Monday, October 20, 2014

Maybe this is why I am such a sloppy programmer....

C++ and MFC



“In 1989 C++ 2.0 was released followed by the updated second edition of The C++ Programming Language in 1991.[9] New features in 2.0 included multiple inheritance, abstract classes, static member functions, const member functions, and protected members. In 1990, The Annotated C++ Reference Manual was published. This work became the basis for the future standard. Late feature additions included templatesexceptionsnamespaces, new casts, and a boolean type.
In 2011, C++11 was released which added more features and enlarged the standard library further (compared to it in 1998), providing more facilities for C++ programmers to use, with more additions planned for 2014 and 2017.”

I remember taking a class on C++ using Bjarne Stroustrup’s book in 1992 or 1993. Since C++ was so new to industry, my professor didn't even really understand the class implementation of the language making the class quite nightmarish. This was also the last programming class I took in college. After graduating college, I didn't do any programming until coming to Corning in 1999, and that was just VBA.


'Windows Forms seemed to me what MFC should have been'
All the early books used C, but then Petzold shifted to writing about C# and .NET. Was he comfortable with such a high level of abstraction?
“I started out with machine code and assembly language. I took to C very well. I kind of skipped over C++ and MFC. C++ always looked like an extraordinarily ugly language to me, and MFC was not a very well-designed object-oriented wrapper around the API. I thought there should be something better. My first experience of .NET was with C# and Windows Forms, and was extremely favourable. [sic] I liked C# sharp as a programming language, I liked .NET as a sturdy, extensive, runtime library, and Windows Forms seemed to me what MFC should have been.”

This is interesting since LabVIEW (sorry, yes, everything right now relates back to LV, I should diversify) seems to rely so heavily on, but is quite hamstrung by it.

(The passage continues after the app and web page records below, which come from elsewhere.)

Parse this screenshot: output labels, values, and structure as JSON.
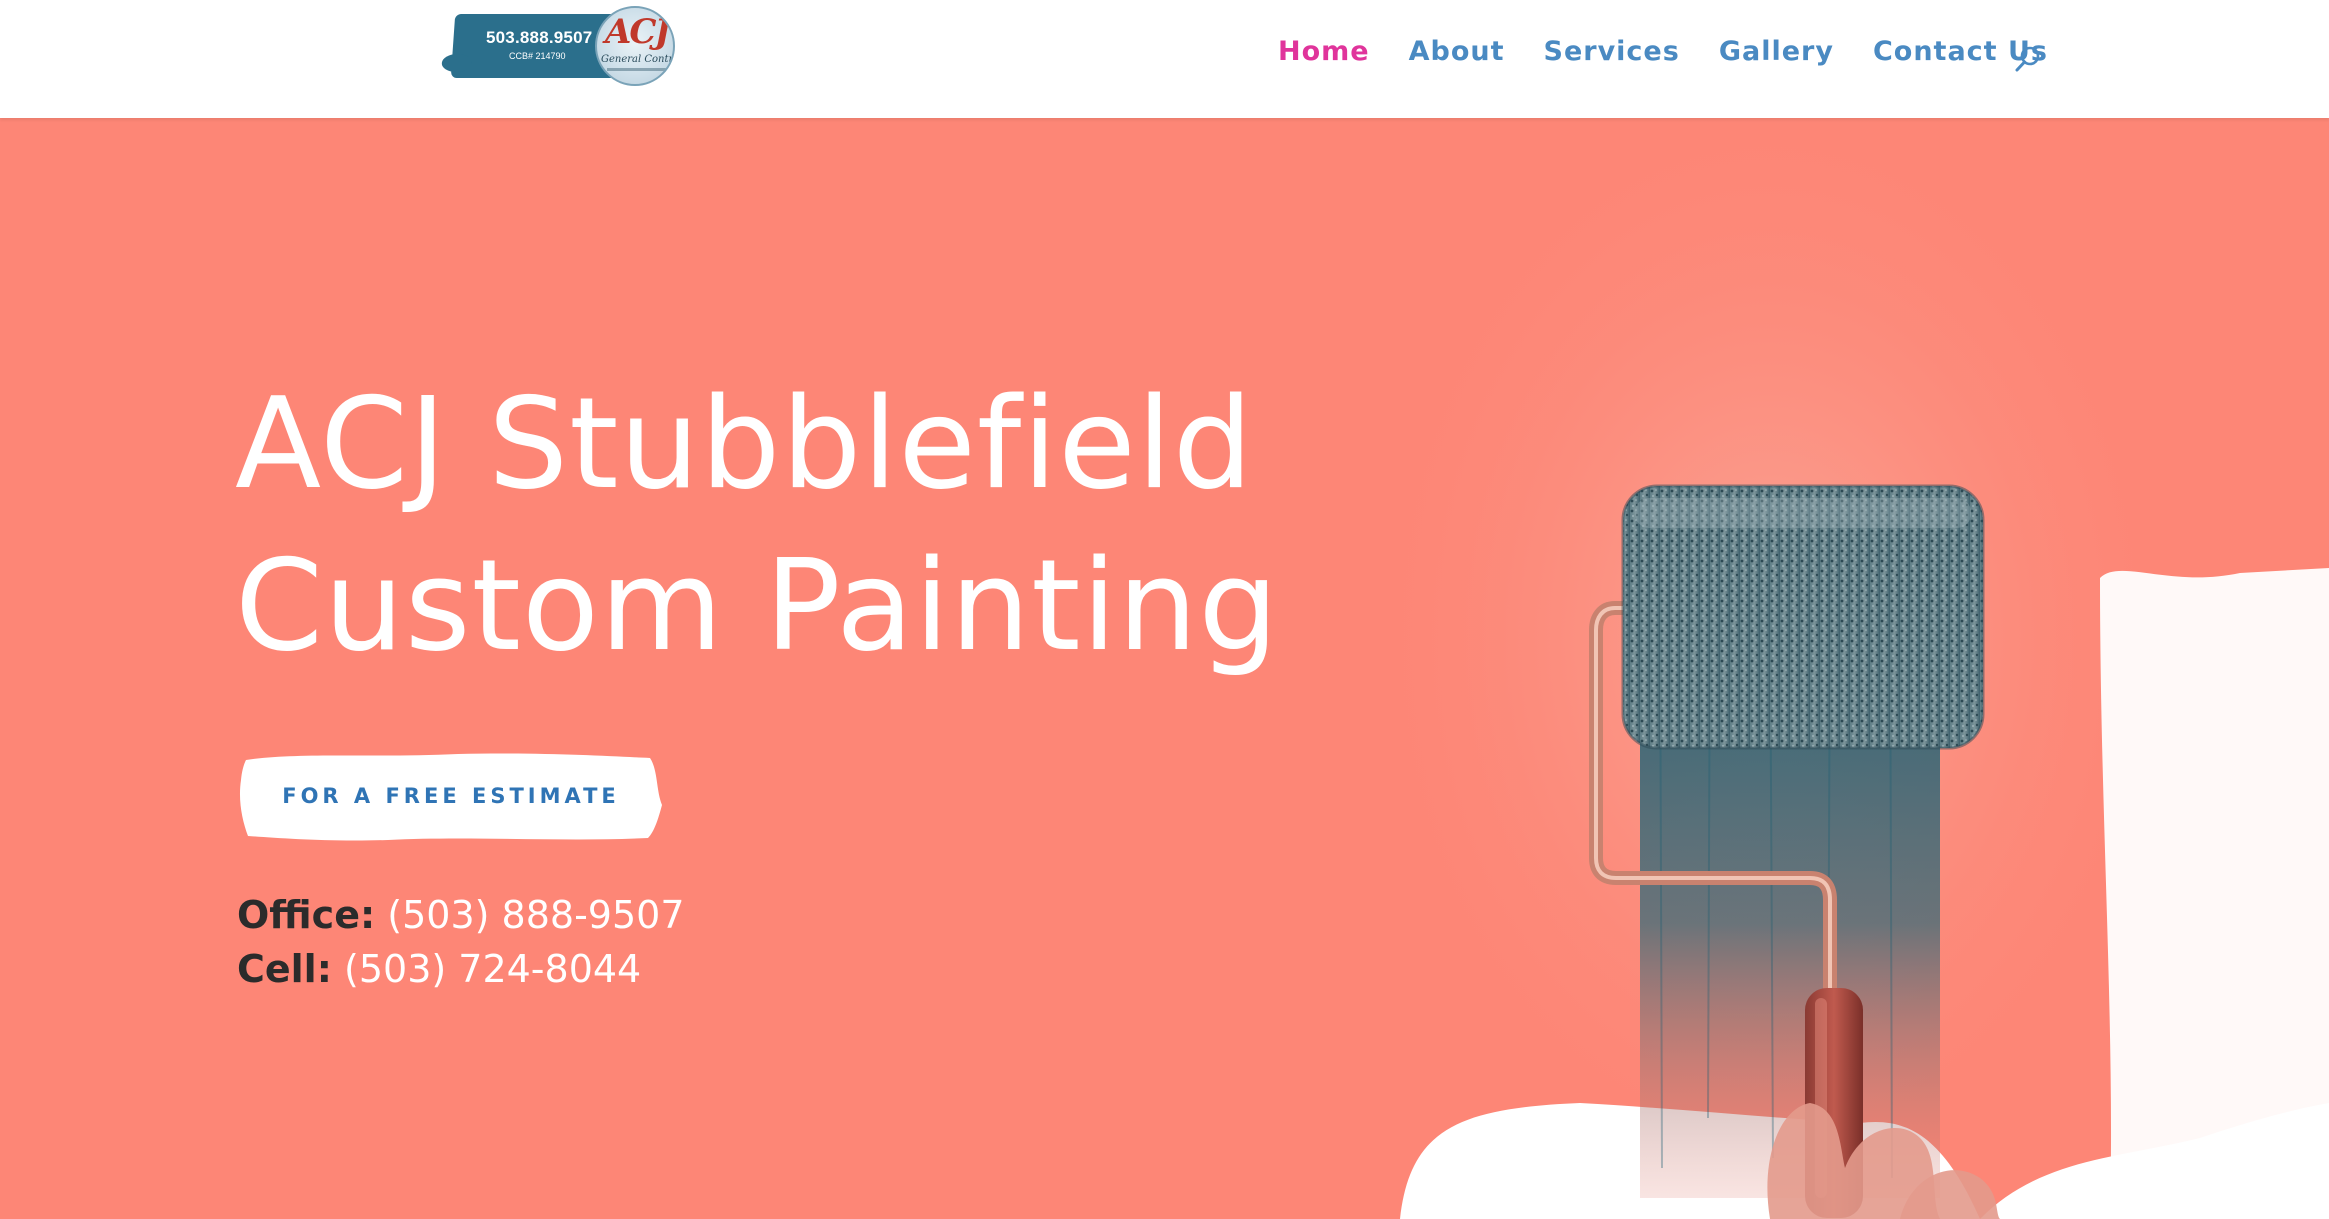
{
  "header": {
    "logo": {
      "phone": "503.888.9507",
      "ccb": "CCB# 214790",
      "mark": "ACJ",
      "subtitle": "General Contractor"
    },
    "nav": {
      "items": [
        {
          "label": "Home",
          "active": true
        },
        {
          "label": "About",
          "active": false
        },
        {
          "label": "Services",
          "active": false
        },
        {
          "label": "Gallery",
          "active": false
        },
        {
          "label": "Contact Us",
          "active": false
        }
      ],
      "search_icon": "search-icon"
    }
  },
  "hero": {
    "title_line1": "ACJ Stubblefield",
    "title_line2": "Custom Painting",
    "cta_label": "FOR A FREE ESTIMATE",
    "office_label": "Office:",
    "office_phone": "(503) 888-9507",
    "cell_label": "Cell:",
    "cell_phone": "(503) 724-8044"
  },
  "colors": {
    "hero_background": "#fd8676",
    "nav_link": "#4a8ac2",
    "nav_active": "#e0349b",
    "cta_text": "#2f74b5",
    "logo_band": "#2b6f8c"
  }
}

Thursday, September 11, 2014

Personal Blogs - Are there any EE guys out there???

Do a search for "Electrical Engineering Blogs"

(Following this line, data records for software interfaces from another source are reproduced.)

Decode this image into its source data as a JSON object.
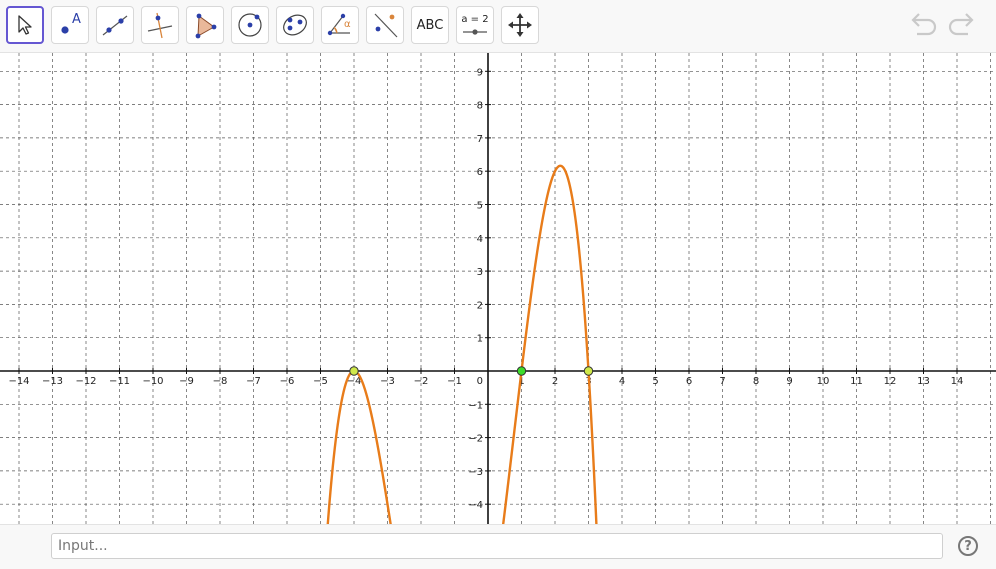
{
  "toolbar": {
    "tools": [
      {
        "id": "move",
        "icon": "cursor-arrow-icon"
      },
      {
        "id": "point",
        "icon": "point-icon",
        "label": "A"
      },
      {
        "id": "line",
        "icon": "line-through-points-icon"
      },
      {
        "id": "perpendicular",
        "icon": "perpendicular-line-icon"
      },
      {
        "id": "polygon",
        "icon": "polygon-icon"
      },
      {
        "id": "circle",
        "icon": "circle-center-point-icon"
      },
      {
        "id": "ellipse",
        "icon": "ellipse-icon"
      },
      {
        "id": "angle",
        "icon": "angle-icon",
        "label": "α"
      },
      {
        "id": "reflect",
        "icon": "reflect-about-line-icon"
      },
      {
        "id": "text",
        "icon": "text-tool-icon",
        "label": "ABC"
      },
      {
        "id": "slider",
        "icon": "slider-icon",
        "label": "a = 2"
      },
      {
        "id": "move-graphics",
        "icon": "move-graphics-view-icon"
      }
    ],
    "undo_icon": "undo-icon",
    "redo_icon": "redo-icon",
    "colors": {
      "active_border": "#6557d2",
      "tool_blue": "#2b3fa8",
      "tool_orange": "#d9853b"
    }
  },
  "graph": {
    "xlim": [
      -15,
      15.5
    ],
    "ylim": [
      -4.5,
      9.6
    ],
    "x_ticks": [
      -14,
      -13,
      -12,
      -11,
      -10,
      -9,
      -8,
      -7,
      -6,
      -5,
      -4,
      -3,
      -2,
      -1,
      1,
      2,
      3,
      4,
      5,
      6,
      7,
      8,
      9,
      10,
      11,
      12,
      13,
      14
    ],
    "y_ticks": [
      -4,
      -3,
      -2,
      -1,
      1,
      2,
      3,
      4,
      5,
      6,
      7,
      8,
      9
    ],
    "origin_label": "0",
    "grid": "dashed",
    "curve_color": "#e87c1a",
    "curve_type": "quartic",
    "roots": [
      -4,
      1,
      3
    ],
    "local_max": [
      2,
      6
    ],
    "points": [
      {
        "x": -4,
        "y": 0,
        "color": "#cfe84a"
      },
      {
        "x": 1,
        "y": 0,
        "color": "#3ddc2b"
      },
      {
        "x": 3,
        "y": 0,
        "color": "#cfe84a"
      }
    ]
  },
  "input_bar": {
    "placeholder": "Input...",
    "help_label": "?"
  }
}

Go ahead, do it, I'll wait. What do you see? Not much right?

It is curious that some of the top 100 engineering blogs include blogs from engineers that have jumped off the corporate band wagon and are either farming or exploring alternative energy projects. There are several student blogs that may or not be abandoned. You might even consider this blog abandoned, I don't know. Whatever, it is my personal space to rant and spit about the world around me. Maybe I will post more often if the mood hits. Maybe I will start blogging about jumping off the band wagon and becoming a farmer.

Saturday, January 4, 2014

Fail Faster - Profindity

I think I have found my new motto, "Fail faster." How can I find a solution to a problem? Find and try everything I can think of as quickly as possible. What ever does not work gets thrown out and the best of the solutions that work get kept and aired out.

I first heard this from a Vimeo post by during their ALS Summit a few months ago. I was put onto this by my son watching Steve Gleasons's Saints when he told me that Steve was answering and posting tweets during the game between the Saints and the Eagles in Philadelphia. Being the curious sort, and somewhat vaguely aware of ALS, especially knowing that Steven Hawking is disabled due to "something like" ALS. Yes, I am ignorant, Steven Hawking is, after some searching, also afflicted by ALS. I searched around for Steve Gleason and found his website along with his wife's PSA about him and the organization, I watched a bit of the summit's introductions and was immediately stuck by the profound statement of Walter O'Brien of Scorpion Computer Services. He explains that in computer science, the secret to success is to "fail faster" where he implies the two week "sprint" that you hear about in so many bleeding edge development strategies. I don't subscribe to any particular development strategy per se; however, I can agree completely with cutting you loses early and moving on.

Mr. O'Brien also talks about how anything he works on is new, because, "if it was already done, we would have used the previous system." This is the world I tend to live in with my work. Granted, I do work on projects which require me to maintain equipment to keep the process running; however, many of the things I do enable engineers to accomplish tasks and build things in a way that has never been done before. Now I do not profess to actually know anything; however, what I do have is a broad range experience. I draw on previous experience and build on that to accomplish great things. Which is pretty cool. My favorite projects to date involve working with glass. Whether that be in the form of optical fiber, or thin sheets of glass used in information displays.

Now, I have to admit that I have fallen into the rut of taking a part of a system that is not well suited to the application and working through the problems to "just make it work" without considering that there may be a better solution. Therefore, I am committing to work smarter and identify ways to "fail faster" and get to the best solution to the problem before me instead of wasting my and my customer's time in trying to make a sub-optimal solution work.

Fail Faster, indeed.